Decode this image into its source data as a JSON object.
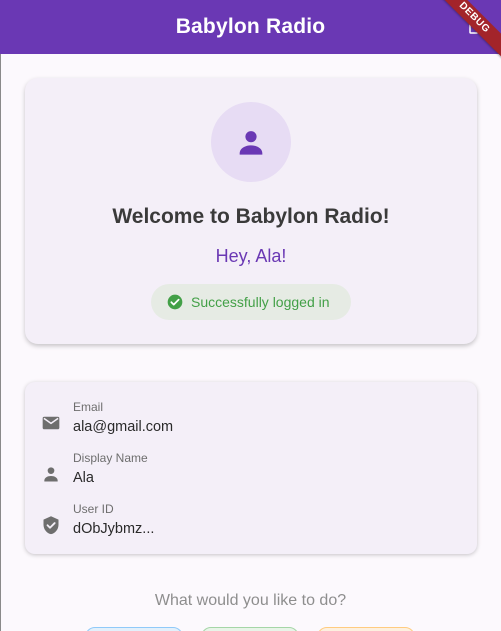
{
  "app_bar": {
    "title": "Babylon Radio",
    "debug_banner": "DEBUG",
    "color": "#6a38b4"
  },
  "welcome_card": {
    "avatar_icon": "person-icon",
    "title": "Welcome to Babylon Radio!",
    "greeting": "Hey, Ala!",
    "status": {
      "icon": "check-circle-icon",
      "text": "Successfully logged in",
      "color": "#43a047"
    }
  },
  "profile": {
    "items": [
      {
        "icon": "email-icon",
        "label": "Email",
        "value": "ala@gmail.com"
      },
      {
        "icon": "person-icon",
        "label": "Display Name",
        "value": "Ala"
      },
      {
        "icon": "verified-user-icon",
        "label": "User ID",
        "value": "dObJybmz..."
      }
    ]
  },
  "actions": {
    "prompt": "What would you like to do?",
    "buttons": [
      {
        "name": "action-button-1",
        "color": "#90caf9"
      },
      {
        "name": "action-button-2",
        "color": "#a5d6a7"
      },
      {
        "name": "action-button-3",
        "color": "#ffcc80"
      }
    ]
  }
}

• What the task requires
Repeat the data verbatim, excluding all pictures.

• Response area
Decode this image into its source data as a JSON object.
{
  "app_bar": {
    "title": "Babylon Radio",
    "debug_banner": "DEBUG",
    "color": "#6a38b4"
  },
  "welcome_card": {
    "avatar_icon": "person-icon",
    "title": "Welcome to Babylon Radio!",
    "greeting": "Hey, Ala!",
    "status": {
      "icon": "check-circle-icon",
      "text": "Successfully logged in",
      "color": "#43a047"
    }
  },
  "profile": {
    "items": [
      {
        "icon": "email-icon",
        "label": "Email",
        "value": "ala@gmail.com"
      },
      {
        "icon": "person-icon",
        "label": "Display Name",
        "value": "Ala"
      },
      {
        "icon": "verified-user-icon",
        "label": "User ID",
        "value": "dObJybmz..."
      }
    ]
  },
  "actions": {
    "prompt": "What would you like to do?",
    "buttons": [
      {
        "name": "action-button-1",
        "color": "#90caf9"
      },
      {
        "name": "action-button-2",
        "color": "#a5d6a7"
      },
      {
        "name": "action-button-3",
        "color": "#ffcc80"
      }
    ]
  }
}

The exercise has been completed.